The data:
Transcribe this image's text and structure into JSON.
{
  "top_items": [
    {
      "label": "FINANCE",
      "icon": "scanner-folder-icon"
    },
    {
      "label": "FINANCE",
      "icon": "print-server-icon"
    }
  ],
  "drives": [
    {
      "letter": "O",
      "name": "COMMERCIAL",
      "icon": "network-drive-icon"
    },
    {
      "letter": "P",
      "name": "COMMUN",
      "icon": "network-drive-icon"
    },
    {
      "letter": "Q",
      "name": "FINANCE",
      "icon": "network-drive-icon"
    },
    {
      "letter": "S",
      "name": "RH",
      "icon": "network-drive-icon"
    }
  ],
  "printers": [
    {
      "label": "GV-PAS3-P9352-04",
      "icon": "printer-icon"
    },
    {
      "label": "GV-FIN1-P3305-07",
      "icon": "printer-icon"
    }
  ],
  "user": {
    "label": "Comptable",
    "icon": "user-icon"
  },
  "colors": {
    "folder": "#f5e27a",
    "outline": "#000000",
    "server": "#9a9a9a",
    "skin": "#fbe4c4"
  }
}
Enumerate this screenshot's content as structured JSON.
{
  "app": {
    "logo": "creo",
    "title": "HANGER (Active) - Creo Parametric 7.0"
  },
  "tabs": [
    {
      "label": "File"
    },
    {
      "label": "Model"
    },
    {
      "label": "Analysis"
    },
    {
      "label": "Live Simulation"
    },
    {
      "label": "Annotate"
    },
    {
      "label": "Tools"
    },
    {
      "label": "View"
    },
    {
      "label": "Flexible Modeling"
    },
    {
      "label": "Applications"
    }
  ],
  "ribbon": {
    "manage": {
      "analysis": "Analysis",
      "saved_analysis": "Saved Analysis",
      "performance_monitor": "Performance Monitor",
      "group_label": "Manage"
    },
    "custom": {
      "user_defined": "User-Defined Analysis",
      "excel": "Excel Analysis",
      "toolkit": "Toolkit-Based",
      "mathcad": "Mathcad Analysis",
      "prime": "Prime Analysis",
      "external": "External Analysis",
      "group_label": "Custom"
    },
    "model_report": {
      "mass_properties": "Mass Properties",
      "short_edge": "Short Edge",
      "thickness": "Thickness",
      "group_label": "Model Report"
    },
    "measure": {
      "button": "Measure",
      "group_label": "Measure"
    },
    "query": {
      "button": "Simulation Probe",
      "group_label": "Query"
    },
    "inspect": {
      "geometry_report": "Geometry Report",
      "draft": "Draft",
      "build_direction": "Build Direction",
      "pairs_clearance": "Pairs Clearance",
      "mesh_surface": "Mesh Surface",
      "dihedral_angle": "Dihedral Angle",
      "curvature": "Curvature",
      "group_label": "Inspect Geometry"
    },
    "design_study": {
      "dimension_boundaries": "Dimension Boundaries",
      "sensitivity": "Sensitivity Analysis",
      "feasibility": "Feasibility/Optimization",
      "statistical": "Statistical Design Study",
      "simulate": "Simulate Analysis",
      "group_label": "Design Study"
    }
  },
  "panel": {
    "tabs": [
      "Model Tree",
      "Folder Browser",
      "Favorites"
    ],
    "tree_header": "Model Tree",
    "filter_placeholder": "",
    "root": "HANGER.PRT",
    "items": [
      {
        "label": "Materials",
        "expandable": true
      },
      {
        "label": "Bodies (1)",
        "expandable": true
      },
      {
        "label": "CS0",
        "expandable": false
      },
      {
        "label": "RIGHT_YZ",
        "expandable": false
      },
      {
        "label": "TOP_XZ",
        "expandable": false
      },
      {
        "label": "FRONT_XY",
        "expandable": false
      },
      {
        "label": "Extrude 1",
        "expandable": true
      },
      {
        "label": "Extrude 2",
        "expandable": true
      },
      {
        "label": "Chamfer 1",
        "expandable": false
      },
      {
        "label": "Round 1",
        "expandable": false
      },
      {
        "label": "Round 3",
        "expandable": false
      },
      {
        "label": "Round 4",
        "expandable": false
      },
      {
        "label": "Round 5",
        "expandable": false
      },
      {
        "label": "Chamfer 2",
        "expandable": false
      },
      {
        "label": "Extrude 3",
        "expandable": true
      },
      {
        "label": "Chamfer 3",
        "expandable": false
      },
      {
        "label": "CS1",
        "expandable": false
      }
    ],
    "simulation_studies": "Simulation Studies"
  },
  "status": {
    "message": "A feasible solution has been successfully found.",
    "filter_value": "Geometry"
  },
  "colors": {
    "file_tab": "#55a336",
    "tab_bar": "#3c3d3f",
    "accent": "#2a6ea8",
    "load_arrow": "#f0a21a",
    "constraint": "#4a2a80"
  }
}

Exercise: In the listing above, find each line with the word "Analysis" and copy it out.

Response to the exercise:
      "label": "Analysis"
      "analysis": "Analysis",
      "saved_analysis": "Saved Analysis",
      "user_defined": "User-Defined Analysis",
      "excel": "Excel Analysis",
      "mathcad": "Mathcad Analysis",
      "prime": "Prime Analysis",
      "external": "External Analysis",
      "sensitivity": "Sensitivity Analysis",
      "simulate": "Simulate Analysis",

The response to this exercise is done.